Thursday, July 30, 2015

Years ago I witnessed shameless ignorance innocently modeled at a conference in medical school. A visiting professor asked questions for which everyone thought they knew the answers. It was about red blood cells. Even the first year students were laughing. I guess everyone, I included, thought these were rhetorical (theatrical) questions.
But the professor was serious. He didn’t know the answers to his questions. Many of the rest of us thought we did!
Perhaps this was nothing new for him, asking questions unabashed. Think about it though. What a resource he had in the conferences he routinely attended, of  many bright also resourceful scholarly types.
He succeeded in bringing the conference to what was for me a previously unreached and important level of arousal. Something about his manner led us to put our minds together in a kind of mutually respectful dialogue in which no one, it seems, suffered from stage fright.  Several curious, respectful people contributed to the conversation that followed.

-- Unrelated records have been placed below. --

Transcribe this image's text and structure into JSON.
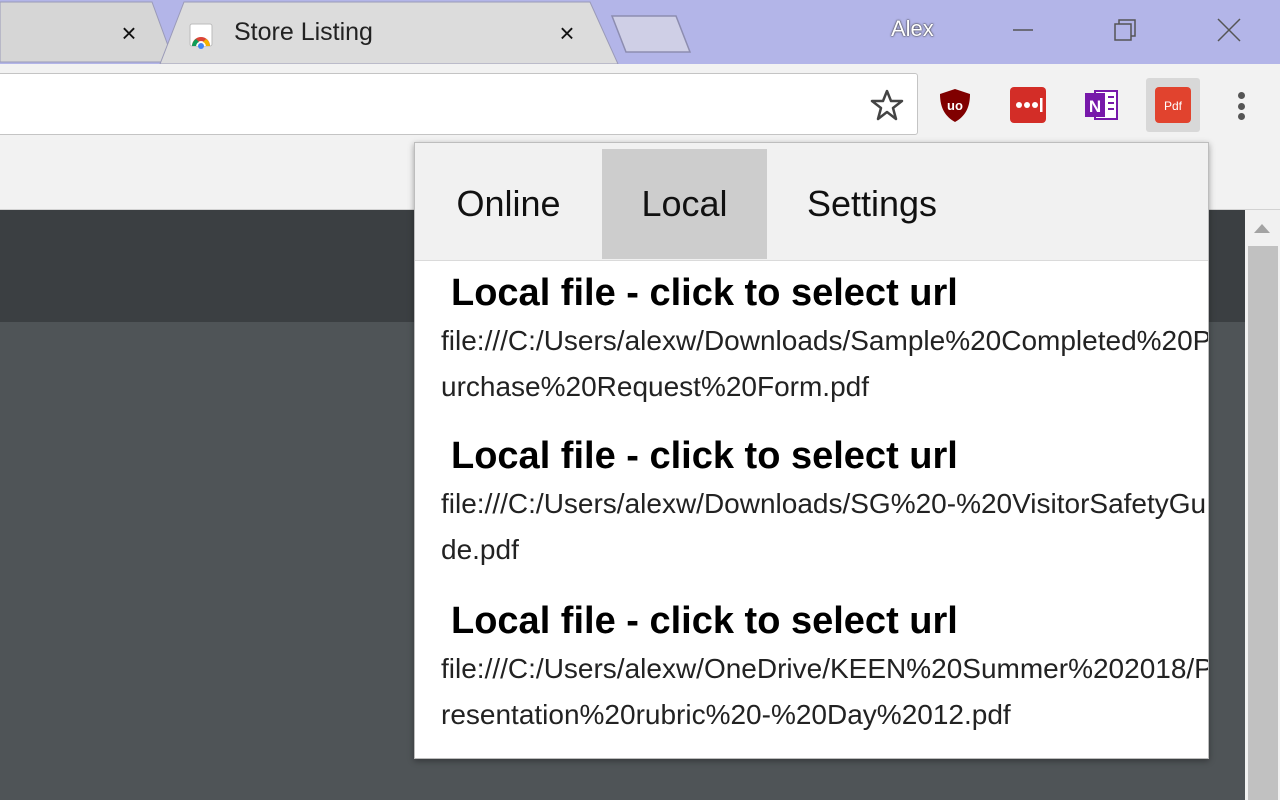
{
  "browser": {
    "tab_active_title": "Store Listing",
    "profile_name": "Alex",
    "tab_close_glyph": "×",
    "colors": {
      "tabstrip": "#b3b5e8",
      "ublock_red": "#800000",
      "lastpass_red": "#d32d27",
      "onenote_purple": "#7719aa",
      "pdf_red": "#e1432e"
    }
  },
  "toolbar": {
    "bookmark_icon": "star-outline-icon",
    "extensions": [
      {
        "name": "ublock-origin",
        "label": "uo"
      },
      {
        "name": "lastpass",
        "label": "•••|"
      },
      {
        "name": "onenote",
        "label": "N"
      },
      {
        "name": "pdf-converter",
        "label": "Pdf"
      }
    ]
  },
  "popup": {
    "tabs": [
      {
        "label": "Online",
        "active": false
      },
      {
        "label": "Local",
        "active": true
      },
      {
        "label": "Settings",
        "active": false
      }
    ],
    "entries": [
      {
        "title": "Local file - click to select url",
        "url": "file:///C:/Users/alexw/Downloads/Sample%20Completed%20Purchase%20Request%20Form.pdf"
      },
      {
        "title": "Local file - click to select url",
        "url": "file:///C:/Users/alexw/Downloads/SG%20-%20VisitorSafetyGuide.pdf"
      },
      {
        "title": "Local file - click to select url",
        "url": "file:///C:/Users/alexw/OneDrive/KEEN%20Summer%202018/Presentation%20rubric%20-%20Day%2012.pdf"
      }
    ]
  }
}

Shared perspectives create a super or meta mind, one that brings significant discovery. When shy people venture to share of that which only they are aware, doors are opened.
Now I am thinking that what happened was his making it safe for everyone else to be vulnerable.

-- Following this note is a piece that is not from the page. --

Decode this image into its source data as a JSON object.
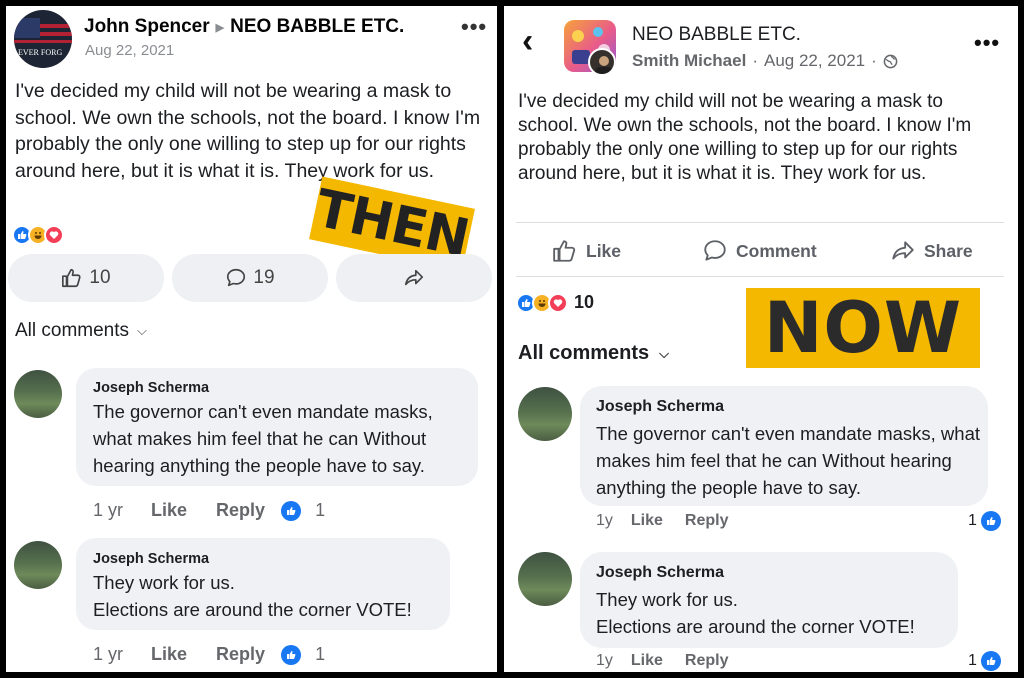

I think most of us can remember groups at reunions, marriages, and funerals pooling what we remember and creating something  like putting a puzzle together.
The hunger we have to recreate and realign and be happy and be sad, without prompting, arouses in the the whole being  the spirit of ignorance that over rides shame.
How we value our personal emotional experience and making it known begins when we are babies, and is determined by the responses we receive from the other human beings in our personal world. Everything we do when with another person, whether or not we are doing it in an attempt to relate to that other person, has potential consequences for shaping our mental development.
Emotional self-acceptance is a critically important part of what it takes to seek, discover, and create a universe that affords confidence, courage, judgment, passion, and curiosity.
A satisfying of curiosity might have some necessarily scary aspects, since as you satisfy your curiosity you could be leaving the prevalent culture making you different from others, in aspects that might lead to your being at least looked at askance. Taking care about what you express with whom you consider making yourself vulnerable, in these respects, will mitigate this danger.
Healthy judgment depends on learning from our own as well as others’ successes and mistakes. Emotional arousal--- mental alertness, is necessary to increase the amplitude and frequency of past as well as current reminders that point to possible or probable current and future danger. What is boring puts us to sleep, where we can dream something interesting.  
What is interesting wakes us  up.  Sometimes the difference in whether something is interesting or boring depends on whether I understand, can make sense of what I am attempting to comprehend.  Many times it is necessary to stay in a situation for a while, to understand the language or the jargon.
With mathematics you can’t just jump into the middle of something, for instance like calculus or differential equations, but first learn considerable background.
If your curiosity is sufficiently aroused and if you are confident and willing to clear a space in your life for it, you will learn the background necessary for you to grasp and understand calculus or molecular biology or how to make a nine layer cake without the top layers sliding off as you serve it. ( I gave up!)

No comments:

Post a Comment